**What this task involves:** Within the data below, find the string "Model" and return each line where it occurs.

BEGIN Supplied data

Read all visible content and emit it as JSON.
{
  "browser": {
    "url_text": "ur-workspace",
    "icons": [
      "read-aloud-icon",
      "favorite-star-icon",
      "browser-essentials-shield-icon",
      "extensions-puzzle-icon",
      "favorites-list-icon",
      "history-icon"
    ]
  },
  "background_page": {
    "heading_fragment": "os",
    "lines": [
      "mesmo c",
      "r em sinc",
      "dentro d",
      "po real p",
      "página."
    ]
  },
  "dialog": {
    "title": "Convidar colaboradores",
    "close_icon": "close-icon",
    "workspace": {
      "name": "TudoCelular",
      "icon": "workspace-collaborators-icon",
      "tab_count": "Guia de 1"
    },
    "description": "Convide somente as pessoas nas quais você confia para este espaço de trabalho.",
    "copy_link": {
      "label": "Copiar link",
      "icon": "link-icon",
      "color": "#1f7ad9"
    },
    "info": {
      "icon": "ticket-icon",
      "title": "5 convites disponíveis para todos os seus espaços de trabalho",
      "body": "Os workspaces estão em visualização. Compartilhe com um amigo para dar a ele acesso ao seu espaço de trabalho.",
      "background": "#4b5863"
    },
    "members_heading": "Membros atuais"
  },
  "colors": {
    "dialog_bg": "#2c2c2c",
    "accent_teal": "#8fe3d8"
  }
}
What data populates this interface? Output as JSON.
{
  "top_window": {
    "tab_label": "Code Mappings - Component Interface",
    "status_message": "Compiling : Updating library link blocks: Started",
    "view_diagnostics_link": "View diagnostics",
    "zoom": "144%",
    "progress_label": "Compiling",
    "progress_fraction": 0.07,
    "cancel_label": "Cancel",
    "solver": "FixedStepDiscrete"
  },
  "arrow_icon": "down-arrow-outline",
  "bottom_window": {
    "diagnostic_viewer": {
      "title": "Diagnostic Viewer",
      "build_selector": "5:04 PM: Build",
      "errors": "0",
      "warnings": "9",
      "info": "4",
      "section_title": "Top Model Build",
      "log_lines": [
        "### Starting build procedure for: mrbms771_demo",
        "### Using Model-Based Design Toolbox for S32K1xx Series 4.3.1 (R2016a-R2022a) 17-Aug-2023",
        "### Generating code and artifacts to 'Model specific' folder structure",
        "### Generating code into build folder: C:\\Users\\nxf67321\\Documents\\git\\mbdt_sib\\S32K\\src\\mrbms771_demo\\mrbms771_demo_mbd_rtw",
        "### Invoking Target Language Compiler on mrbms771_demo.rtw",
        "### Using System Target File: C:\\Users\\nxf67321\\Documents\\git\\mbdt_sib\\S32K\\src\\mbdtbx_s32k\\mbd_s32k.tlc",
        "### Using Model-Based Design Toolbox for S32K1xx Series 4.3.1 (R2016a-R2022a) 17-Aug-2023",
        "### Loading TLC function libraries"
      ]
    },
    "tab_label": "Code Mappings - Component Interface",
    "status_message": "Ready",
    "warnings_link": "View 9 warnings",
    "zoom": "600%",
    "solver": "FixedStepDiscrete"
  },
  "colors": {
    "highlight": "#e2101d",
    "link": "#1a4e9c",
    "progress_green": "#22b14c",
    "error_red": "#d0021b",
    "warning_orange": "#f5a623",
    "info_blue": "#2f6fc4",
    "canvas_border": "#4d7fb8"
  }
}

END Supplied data

**Expected output:**
      "section_title": "Top Model Build",
        "### Using Model-Based Design Toolbox for S32K1xx Series 4.3.1 (R2016a-R2022a) 17-Aug-2023",
        "### Generating code and artifacts to 'Model specific' folder structure",
        "### Using Model-Based Design Toolbox for S32K1xx Series 4.3.1 (R2016a-R2022a) 17-Aug-2023",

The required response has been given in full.